Best of all, all the miles renew when you do this, not just certain miles as many people think.
Other options include using a hotel or airline website as a shopping portal for your online purchases.
You can even trade miles around using an online travel point exchange, such as points.com.
For instance, if you have 5,000 Holiday Inn Points and 20,000 Delta points, for around 10 percent of the points, you could transfer the Holiday Inn points to your Delta points account. This is very helpful if you have no upcoming plans to stay at a Holiday Inn.
It works almost like a co-op or a bank. The companies themselves aren’t working on these exchanges but simply allowing people to trade points via the points.com website. It’s a really handy way to keep at least some of your travel points alive.
What are you doing to keep your travel points from expiring? Share some of your best tips with us in the comments or on our Facebook page.
A recent article on Yahoo Travel shared some fun and useful travel apps you may want for your next trip.
While some were specifically for entertainment value, we really liked two of them. First, Anti Mosquito Sonic Repeller for your phone plays high pitched, almost inaudible frequencies that will repel mosquitoes.It plays sounds in ranges that the average adult can’t hear, but we’re told that kids and young adults can still hear the frequencies.

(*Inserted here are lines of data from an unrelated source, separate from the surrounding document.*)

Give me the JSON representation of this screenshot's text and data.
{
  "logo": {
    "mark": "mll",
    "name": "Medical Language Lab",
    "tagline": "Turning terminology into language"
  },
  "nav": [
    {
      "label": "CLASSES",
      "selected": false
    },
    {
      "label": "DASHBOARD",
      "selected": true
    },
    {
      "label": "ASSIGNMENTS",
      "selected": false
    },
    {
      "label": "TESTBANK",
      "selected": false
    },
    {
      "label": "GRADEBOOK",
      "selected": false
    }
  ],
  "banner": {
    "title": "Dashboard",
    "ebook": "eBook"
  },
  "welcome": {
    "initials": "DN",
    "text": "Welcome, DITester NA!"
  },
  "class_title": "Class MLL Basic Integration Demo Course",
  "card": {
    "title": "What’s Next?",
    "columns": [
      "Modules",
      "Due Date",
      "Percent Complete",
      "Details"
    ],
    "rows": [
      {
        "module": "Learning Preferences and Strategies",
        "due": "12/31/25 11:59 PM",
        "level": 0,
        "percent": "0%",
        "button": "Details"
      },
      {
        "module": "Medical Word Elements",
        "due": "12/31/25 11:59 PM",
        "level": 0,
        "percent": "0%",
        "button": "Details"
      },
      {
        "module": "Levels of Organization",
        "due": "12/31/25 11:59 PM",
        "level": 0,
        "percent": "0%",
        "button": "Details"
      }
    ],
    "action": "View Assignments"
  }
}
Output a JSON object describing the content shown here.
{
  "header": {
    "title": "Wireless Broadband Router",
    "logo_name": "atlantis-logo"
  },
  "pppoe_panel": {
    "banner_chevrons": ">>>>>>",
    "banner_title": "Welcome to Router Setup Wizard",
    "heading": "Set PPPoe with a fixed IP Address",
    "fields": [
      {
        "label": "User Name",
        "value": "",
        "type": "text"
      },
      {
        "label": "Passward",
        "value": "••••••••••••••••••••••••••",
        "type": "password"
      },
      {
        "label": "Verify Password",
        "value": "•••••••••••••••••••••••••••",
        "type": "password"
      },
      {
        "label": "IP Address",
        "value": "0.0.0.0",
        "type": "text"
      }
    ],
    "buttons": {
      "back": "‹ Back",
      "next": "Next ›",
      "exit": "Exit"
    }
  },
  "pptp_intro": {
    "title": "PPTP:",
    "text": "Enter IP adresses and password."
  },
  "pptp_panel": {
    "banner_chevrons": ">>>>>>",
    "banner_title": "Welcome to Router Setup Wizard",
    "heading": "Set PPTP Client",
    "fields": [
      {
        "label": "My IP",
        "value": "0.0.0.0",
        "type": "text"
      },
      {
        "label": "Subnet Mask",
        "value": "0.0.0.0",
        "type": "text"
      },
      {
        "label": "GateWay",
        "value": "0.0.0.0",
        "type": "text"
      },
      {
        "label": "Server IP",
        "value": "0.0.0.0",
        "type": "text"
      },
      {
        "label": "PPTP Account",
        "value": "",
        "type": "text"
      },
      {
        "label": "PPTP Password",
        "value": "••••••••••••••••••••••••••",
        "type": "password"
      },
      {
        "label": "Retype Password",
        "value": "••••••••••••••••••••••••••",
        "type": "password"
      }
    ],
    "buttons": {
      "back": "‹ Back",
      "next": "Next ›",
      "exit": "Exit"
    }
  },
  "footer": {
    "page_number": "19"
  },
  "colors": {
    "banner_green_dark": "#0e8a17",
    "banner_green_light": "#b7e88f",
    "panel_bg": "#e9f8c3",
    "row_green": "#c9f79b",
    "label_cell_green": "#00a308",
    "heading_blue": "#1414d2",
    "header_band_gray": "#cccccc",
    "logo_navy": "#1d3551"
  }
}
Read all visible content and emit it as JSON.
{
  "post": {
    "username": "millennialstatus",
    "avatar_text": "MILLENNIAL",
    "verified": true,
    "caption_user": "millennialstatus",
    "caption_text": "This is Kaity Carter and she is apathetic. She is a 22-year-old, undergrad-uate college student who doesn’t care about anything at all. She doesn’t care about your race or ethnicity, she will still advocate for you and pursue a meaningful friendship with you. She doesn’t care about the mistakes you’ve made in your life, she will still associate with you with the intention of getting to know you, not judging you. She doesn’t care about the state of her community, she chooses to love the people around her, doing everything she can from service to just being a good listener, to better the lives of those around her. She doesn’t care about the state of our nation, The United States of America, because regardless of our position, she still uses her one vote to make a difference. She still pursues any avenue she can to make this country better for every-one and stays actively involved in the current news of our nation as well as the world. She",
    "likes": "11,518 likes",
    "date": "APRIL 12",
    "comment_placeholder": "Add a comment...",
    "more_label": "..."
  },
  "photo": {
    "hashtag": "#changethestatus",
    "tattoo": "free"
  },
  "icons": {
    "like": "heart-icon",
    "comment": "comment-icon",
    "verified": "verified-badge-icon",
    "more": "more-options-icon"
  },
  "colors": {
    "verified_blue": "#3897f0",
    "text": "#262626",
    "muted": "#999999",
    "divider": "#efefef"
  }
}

Another app called Sleepy Traveller is ideal for commuters. It uses GPS to wake you up when your train approaches your station to prevent you from sleeping through your stop.
We also like Waze, a Google-owned GPS driving app that updates local road conditions based on input from other Waze users. It’s a great way to avoid new construction, a late breaking accident, or the occasional impromptu parade.
Another great app is called Lounge Buddy, which helps you find lounges at airports that you can access. It will let you know if a lounge is nearby that you belong to, or if there’s one that you could easily purchase a day pass for is around. It’s great for the occasional traveler who doesn’t know the airport like the back of her hand.
Finally, we like Roadside America, an online travel guide that uses your phone’s GPS to give you tips and details on roadside interests in areas you pass through. While you’re in the car, use Roadside America to find some fun stops to take a break from the highway.
What other little-known travel apps do you use? Do you have any you particularly enjoy or love? Leave us a comment and share them with us.